#### [Task to carry out]
Go through the data below and report how many lines contain "icon"; the reply holds only that number.

#### [Task inputs]
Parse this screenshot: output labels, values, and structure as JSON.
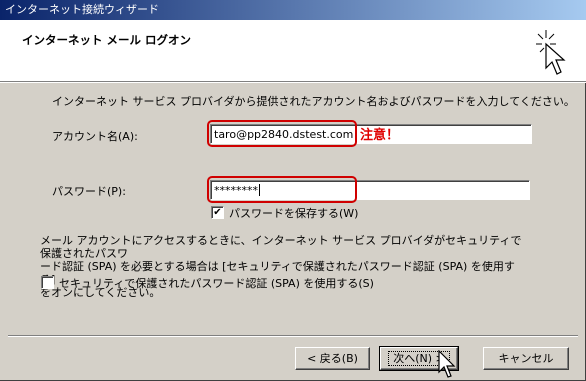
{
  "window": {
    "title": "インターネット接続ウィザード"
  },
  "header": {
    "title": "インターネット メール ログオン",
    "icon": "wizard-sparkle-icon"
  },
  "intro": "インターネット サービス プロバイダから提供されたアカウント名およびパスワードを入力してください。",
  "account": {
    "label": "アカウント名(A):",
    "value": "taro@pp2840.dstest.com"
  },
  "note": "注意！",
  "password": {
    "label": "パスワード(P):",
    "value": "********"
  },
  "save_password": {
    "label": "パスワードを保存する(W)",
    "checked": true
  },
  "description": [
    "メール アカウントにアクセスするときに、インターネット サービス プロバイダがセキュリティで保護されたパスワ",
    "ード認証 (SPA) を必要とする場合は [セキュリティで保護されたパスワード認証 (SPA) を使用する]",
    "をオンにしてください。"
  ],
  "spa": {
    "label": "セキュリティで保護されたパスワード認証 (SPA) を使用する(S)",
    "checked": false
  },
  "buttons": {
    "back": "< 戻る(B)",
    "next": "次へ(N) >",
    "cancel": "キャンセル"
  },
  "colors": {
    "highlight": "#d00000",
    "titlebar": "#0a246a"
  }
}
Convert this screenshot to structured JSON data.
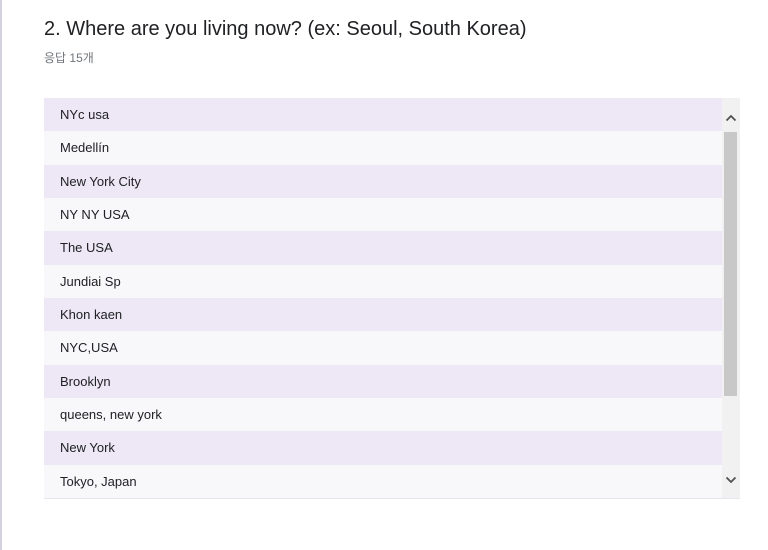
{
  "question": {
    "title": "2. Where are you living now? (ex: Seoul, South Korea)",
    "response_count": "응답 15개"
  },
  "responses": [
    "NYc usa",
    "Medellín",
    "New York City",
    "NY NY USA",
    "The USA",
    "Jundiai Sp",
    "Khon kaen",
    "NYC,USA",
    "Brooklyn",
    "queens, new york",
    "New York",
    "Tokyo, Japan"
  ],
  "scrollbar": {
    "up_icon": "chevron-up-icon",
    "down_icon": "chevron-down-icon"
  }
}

#### [Answer section]
3